Colorectal cancer (CRC) is the second leading cause of cancer-related deaths in the US. The incidence and mortality of colorectal cancer vary by sex, race, and ethnicity, with African Americans (AA) recording the highest incidence and mortality. The disparity for CRC among AA is thought to be multifactorial with environmental, societal, and genetic factors. It is estimated that 35% of CRC risk can be attributed to genetic factors. However, highly penetrant syndromes only contribute about 5% of CRC risk, leaving many genetic factors unknown. The use of genome-wide association studies (GWAS) in understanding genetic risk factors for susceptibility to CRC have identified significant genetic heterogeneity between African and European Americans. Common variants associated with CRC risk in AA include SNPs rs10318, rs11632715, rs12902616, and rs1862748 located on chromosomes 15 and 16, near genes CDH1 and GREM1, respectively. Characterization of these risk variants and the relationship between genes CDH1, GREM1, and their function in colorectal cancer will help provide a better understanding of inherited colorectal cancer risk in the African American population.

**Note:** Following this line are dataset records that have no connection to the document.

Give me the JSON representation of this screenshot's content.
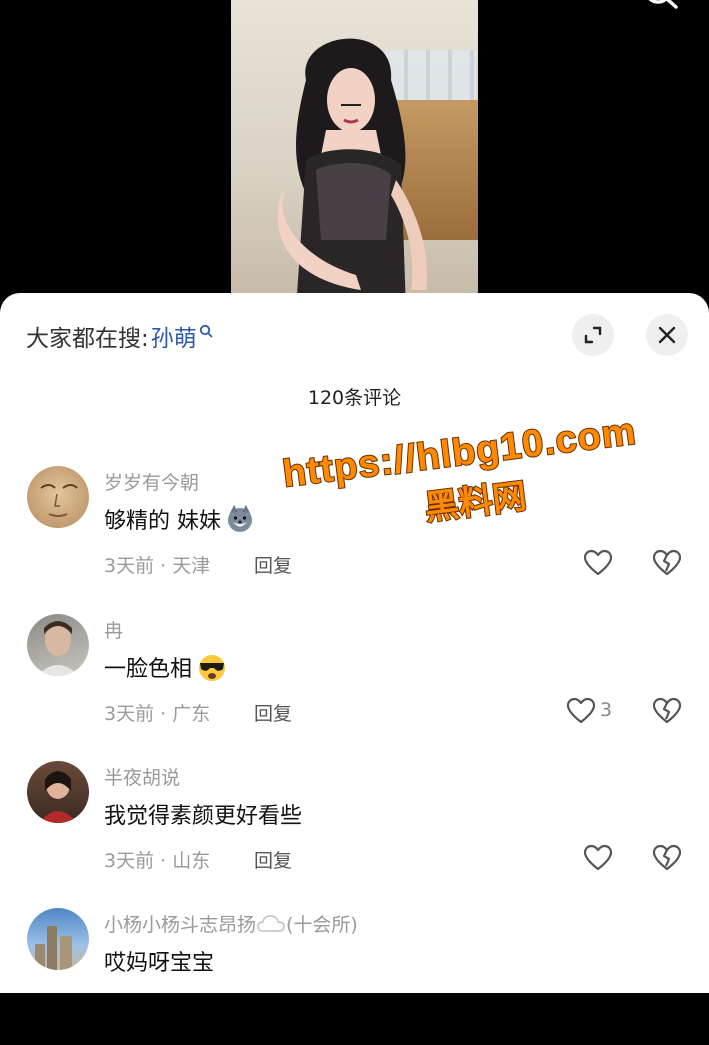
{
  "trending": {
    "prefix": "大家都在搜:",
    "keyword": "孙萌"
  },
  "comments_header": {
    "count_label": "120条评论"
  },
  "watermark": {
    "line1": "https://hlbg10.com",
    "line2": "黑料网"
  },
  "comments": [
    {
      "username": "岁岁有今朝",
      "text": "够精的  妹妹",
      "emoji": "wolf-emoji",
      "time": "3天前",
      "location": "天津",
      "reply": "回复",
      "likes": ""
    },
    {
      "username": "冉",
      "text": "一脸色相",
      "emoji": "sunglasses-emoji",
      "time": "3天前",
      "location": "广东",
      "reply": "回复",
      "likes": "3"
    },
    {
      "username": "半夜胡说",
      "text": "我觉得素颜更好看些",
      "emoji": "",
      "time": "3天前",
      "location": "山东",
      "reply": "回复",
      "likes": ""
    },
    {
      "username": "小杨小杨斗志昂扬",
      "username_suffix": "(十会所)",
      "text": "哎妈呀宝宝",
      "emoji": "",
      "time": "",
      "location": "",
      "reply": "",
      "likes": ""
    }
  ],
  "meta_sep": " · ",
  "colors": {
    "keyword": "#2d5aa8",
    "watermark": "#ff8a00",
    "sheet_bg": "#ffffff"
  }
}
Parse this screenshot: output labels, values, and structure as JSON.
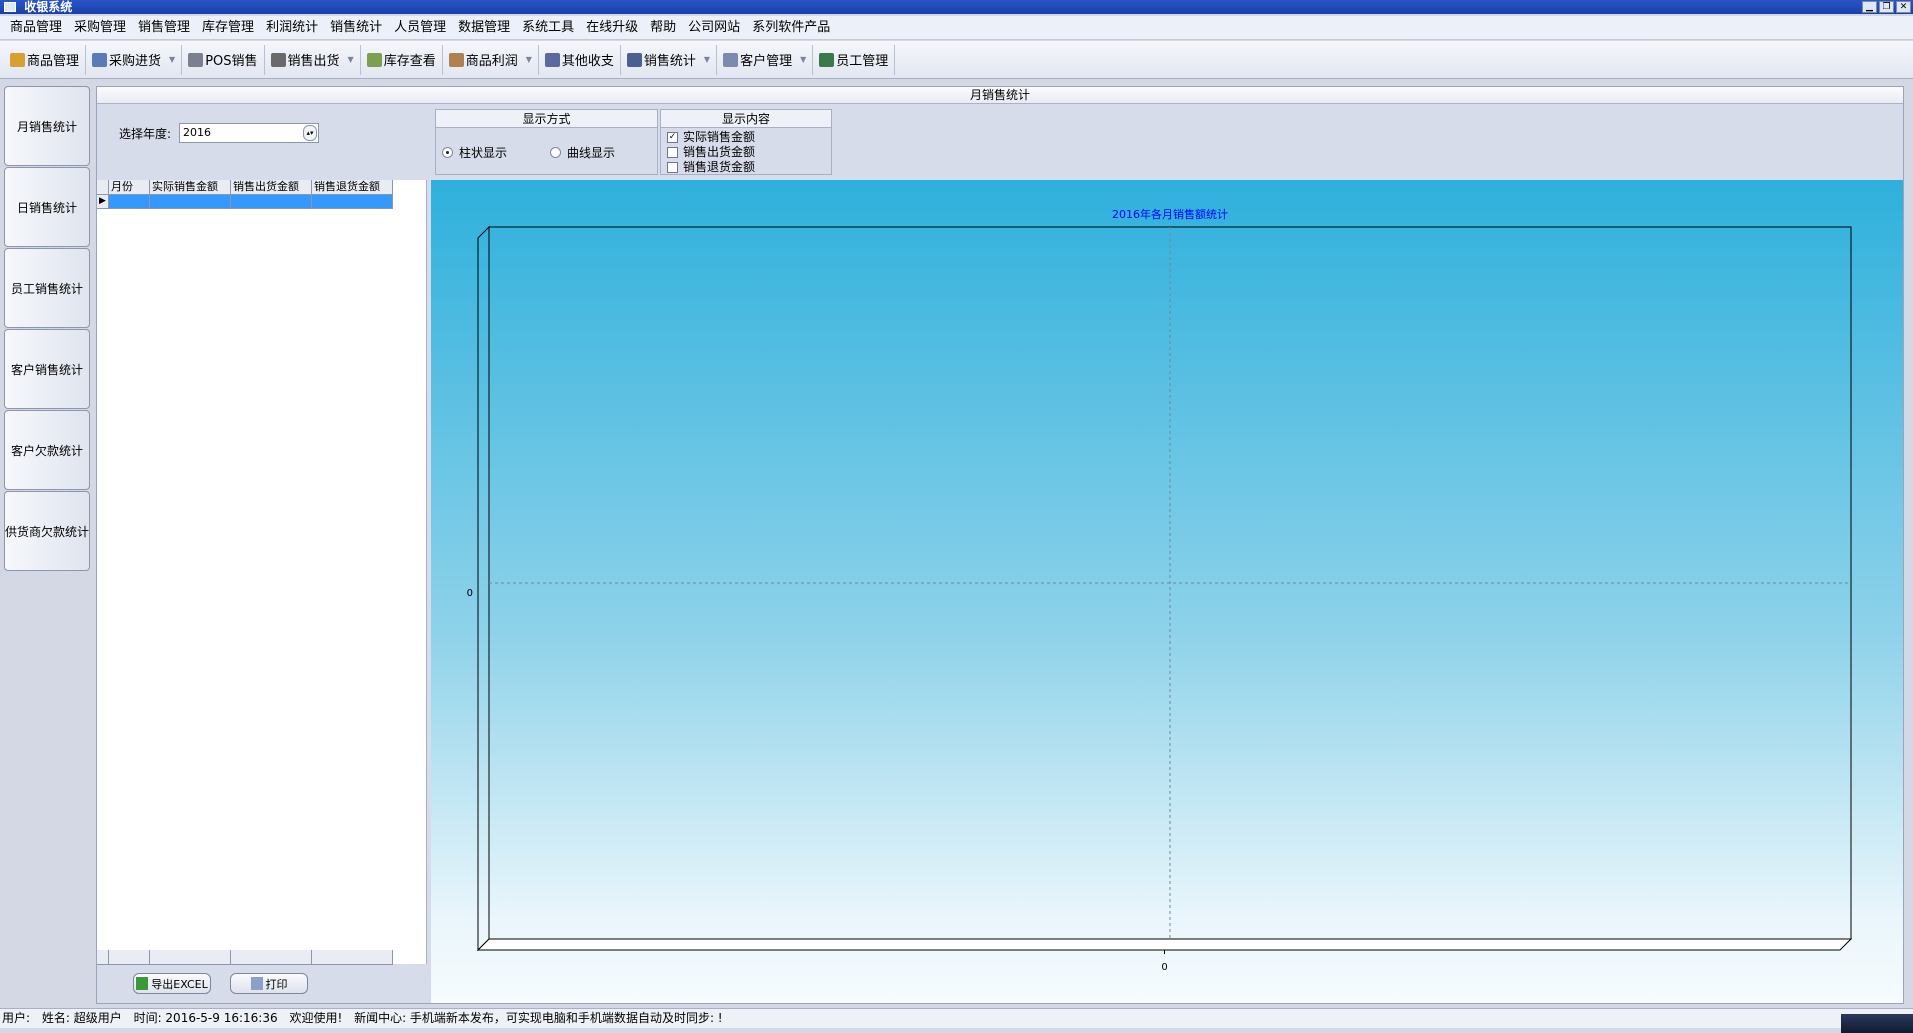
{
  "window": {
    "title": "收银系统"
  },
  "menu": [
    "商品管理",
    "采购管理",
    "销售管理",
    "库存管理",
    "利润统计",
    "销售统计",
    "人员管理",
    "数据管理",
    "系统工具",
    "在线升级",
    "帮助",
    "公司网站",
    "系列软件产品"
  ],
  "toolbar": [
    {
      "label": "商品管理",
      "icon": "box-icon",
      "color": "#d8a030",
      "dropdown": false
    },
    {
      "label": "采购进货",
      "icon": "purchase-icon",
      "color": "#5a7ab8",
      "dropdown": true
    },
    {
      "label": "POS销售",
      "icon": "scanner-icon",
      "color": "#7a8090",
      "dropdown": false
    },
    {
      "label": "销售出货",
      "icon": "truck-icon",
      "color": "#6a6a6a",
      "dropdown": true
    },
    {
      "label": "库存查看",
      "icon": "warehouse-icon",
      "color": "#7aa050",
      "dropdown": false
    },
    {
      "label": "商品利润",
      "icon": "money-icon",
      "color": "#b08050",
      "dropdown": true
    },
    {
      "label": "其他收支",
      "icon": "ledger-icon",
      "color": "#5a6aa0",
      "dropdown": false
    },
    {
      "label": "销售统计",
      "icon": "chart-icon",
      "color": "#4a6090",
      "dropdown": true
    },
    {
      "label": "客户管理",
      "icon": "customer-icon",
      "color": "#7a8ab0",
      "dropdown": true
    },
    {
      "label": "员工管理",
      "icon": "staff-icon",
      "color": "#3a7a4a",
      "dropdown": false
    }
  ],
  "sidebar": [
    "月销售统计",
    "日销售统计",
    "员工销售统计",
    "客户销售统计",
    "客户欠款统计",
    "供货商欠款统计"
  ],
  "panel": {
    "title": "月销售统计",
    "year_label": "选择年度:",
    "year_value": "2016",
    "display_mode": {
      "title": "显示方式",
      "options": [
        "柱状显示",
        "曲线显示"
      ],
      "selected": "柱状显示"
    },
    "display_content": {
      "title": "显示内容",
      "items": [
        {
          "label": "实际销售金额",
          "checked": true
        },
        {
          "label": "销售出货金额",
          "checked": false
        },
        {
          "label": "销售退货金额",
          "checked": false
        }
      ]
    }
  },
  "grid": {
    "columns": [
      "月份",
      "实际销售金额",
      "销售出货金额",
      "销售退货金额"
    ]
  },
  "buttons": {
    "export": "导出EXCEL",
    "print": "打印"
  },
  "chart_data": {
    "type": "bar",
    "title": "2016年各月销售额统计",
    "categories": [
      "0"
    ],
    "series": [
      {
        "values": [
          0
        ]
      }
    ],
    "y_ticks": [
      "0"
    ],
    "grid": true,
    "title_color": "#0000ff"
  },
  "status": {
    "user": "用户:",
    "name": "姓名: 超级用户",
    "time": "时间: 2016-5-9 16:16:36",
    "welcome": "欢迎使用!",
    "news": "新闻中心: 手机端新本发布，可实现电脑和手机端数据自动及时同步: !"
  }
}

This improves the potential utility of polygenetic risk scores and furthers understanding the biological mechanisms responsible for causing susceptibility to colorectal cancer in AA.
Date: December 8, 2021

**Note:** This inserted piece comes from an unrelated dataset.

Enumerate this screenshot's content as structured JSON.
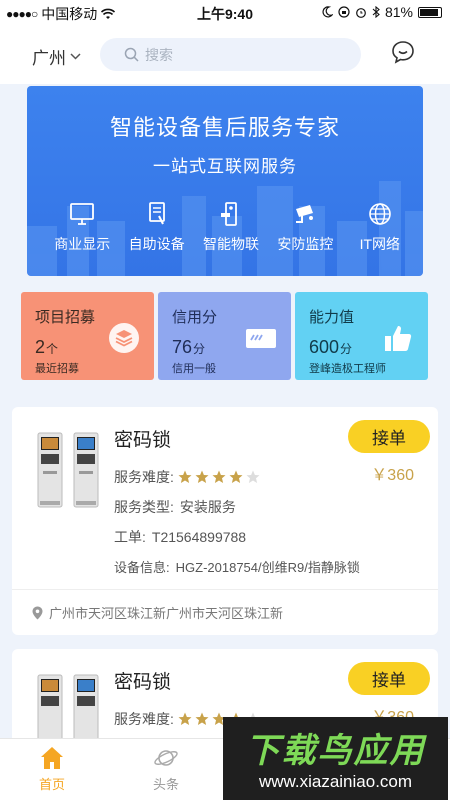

Time: 12:00 – 1:00 p.m.
Location: 517 Bldg. – 165 Classroom (Zoom link will be included in Outlook invite as well)